→ **ACTIVITY**: I'd like the entries repeated exactly, without their pictures.

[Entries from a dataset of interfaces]
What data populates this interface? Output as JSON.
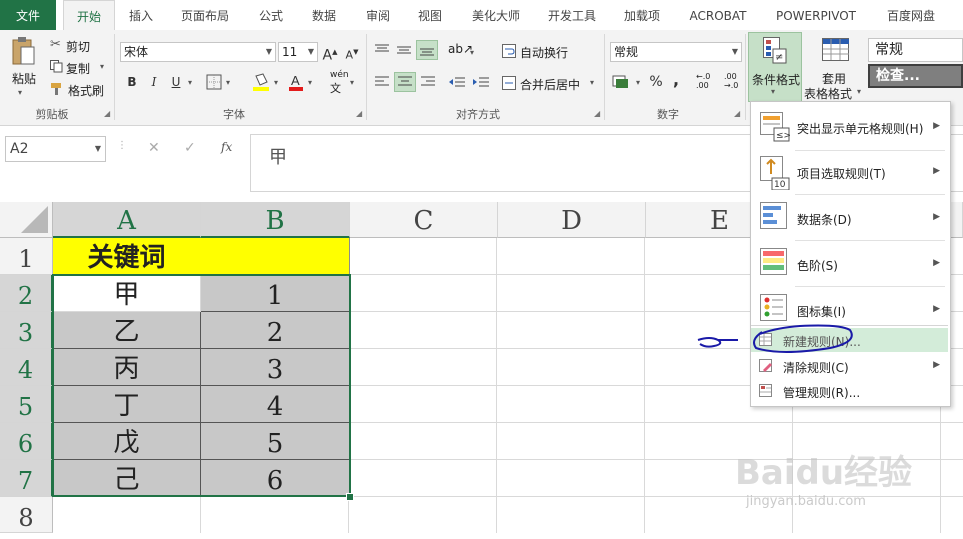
{
  "tabs": {
    "file": "文件",
    "home": "开始",
    "insert": "插入",
    "layout": "页面布局",
    "formulas": "公式",
    "data": "数据",
    "review": "审阅",
    "view": "视图",
    "beautify": "美化大师",
    "developer": "开发工具",
    "addins": "加载项",
    "acrobat": "ACROBAT",
    "powerpivot": "POWERPIVOT",
    "baidu": "百度网盘"
  },
  "clipboard": {
    "paste": "粘贴",
    "cut": "剪切",
    "copy": "复制",
    "format_painter": "格式刷",
    "group": "剪贴板"
  },
  "font": {
    "name": "宋体",
    "size": "11",
    "bold": "B",
    "italic": "I",
    "underline": "U",
    "phonetic": "wén",
    "group": "字体",
    "grow": "A",
    "shrink": "A"
  },
  "alignment": {
    "wrap": "自动换行",
    "merge": "合并后居中",
    "group": "对齐方式"
  },
  "number": {
    "format": "常规",
    "percent": "%",
    "comma": ",",
    "group": "数字",
    "inc": ".00",
    "dec": ".0"
  },
  "styles": {
    "cond_format": "条件格式",
    "table_format_1": "套用",
    "table_format_2": "表格格式",
    "style_normal": "常规",
    "style_check": "检查..."
  },
  "formula_bar": {
    "name_box": "A2",
    "fx": "fx",
    "value": "甲"
  },
  "columns": [
    "A",
    "B",
    "C",
    "D",
    "E"
  ],
  "rows": [
    "1",
    "2",
    "3",
    "4",
    "5",
    "6",
    "7",
    "8"
  ],
  "cells": {
    "a1": "关键词",
    "b1": "",
    "a": [
      "甲",
      "乙",
      "丙",
      "丁",
      "戊",
      "己"
    ],
    "b": [
      "1",
      "2",
      "3",
      "4",
      "5",
      "6"
    ]
  },
  "menu": {
    "highlight": "突出显示单元格规则(H)",
    "topbottom": "项目选取规则(T)",
    "databar": "数据条(D)",
    "colorscale": "色阶(S)",
    "iconset": "图标集(I)",
    "newrule": "新建规则(N)...",
    "clearrule": "清除规则(C)",
    "managerule": "管理规则(R)..."
  },
  "watermark": {
    "brand": "Baidu经验",
    "url": "jingyan.baidu.com"
  },
  "colors": {
    "excel_green": "#217346",
    "header_yellow": "#ffff00",
    "selection_gray": "#c8c8c8",
    "annotation_blue": "#1a1aa8"
  }
}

→ **RESPONSE AREA**:
What data populates this interface? Output as JSON.
{
  "tabs": {
    "file": "文件",
    "home": "开始",
    "insert": "插入",
    "layout": "页面布局",
    "formulas": "公式",
    "data": "数据",
    "review": "审阅",
    "view": "视图",
    "beautify": "美化大师",
    "developer": "开发工具",
    "addins": "加载项",
    "acrobat": "ACROBAT",
    "powerpivot": "POWERPIVOT",
    "baidu": "百度网盘"
  },
  "clipboard": {
    "paste": "粘贴",
    "cut": "剪切",
    "copy": "复制",
    "format_painter": "格式刷",
    "group": "剪贴板"
  },
  "font": {
    "name": "宋体",
    "size": "11",
    "bold": "B",
    "italic": "I",
    "underline": "U",
    "phonetic": "wén",
    "group": "字体",
    "grow": "A",
    "shrink": "A"
  },
  "alignment": {
    "wrap": "自动换行",
    "merge": "合并后居中",
    "group": "对齐方式"
  },
  "number": {
    "format": "常规",
    "percent": "%",
    "comma": ",",
    "group": "数字",
    "inc": ".00",
    "dec": ".0"
  },
  "styles": {
    "cond_format": "条件格式",
    "table_format_1": "套用",
    "table_format_2": "表格格式",
    "style_normal": "常规",
    "style_check": "检查..."
  },
  "formula_bar": {
    "name_box": "A2",
    "fx": "fx",
    "value": "甲"
  },
  "columns": [
    "A",
    "B",
    "C",
    "D",
    "E"
  ],
  "rows": [
    "1",
    "2",
    "3",
    "4",
    "5",
    "6",
    "7",
    "8"
  ],
  "cells": {
    "a1": "关键词",
    "b1": "",
    "a": [
      "甲",
      "乙",
      "丙",
      "丁",
      "戊",
      "己"
    ],
    "b": [
      "1",
      "2",
      "3",
      "4",
      "5",
      "6"
    ]
  },
  "menu": {
    "highlight": "突出显示单元格规则(H)",
    "topbottom": "项目选取规则(T)",
    "databar": "数据条(D)",
    "colorscale": "色阶(S)",
    "iconset": "图标集(I)",
    "newrule": "新建规则(N)...",
    "clearrule": "清除规则(C)",
    "managerule": "管理规则(R)..."
  },
  "watermark": {
    "brand": "Baidu经验",
    "url": "jingyan.baidu.com"
  },
  "colors": {
    "excel_green": "#217346",
    "header_yellow": "#ffff00",
    "selection_gray": "#c8c8c8",
    "annotation_blue": "#1a1aa8"
  }
}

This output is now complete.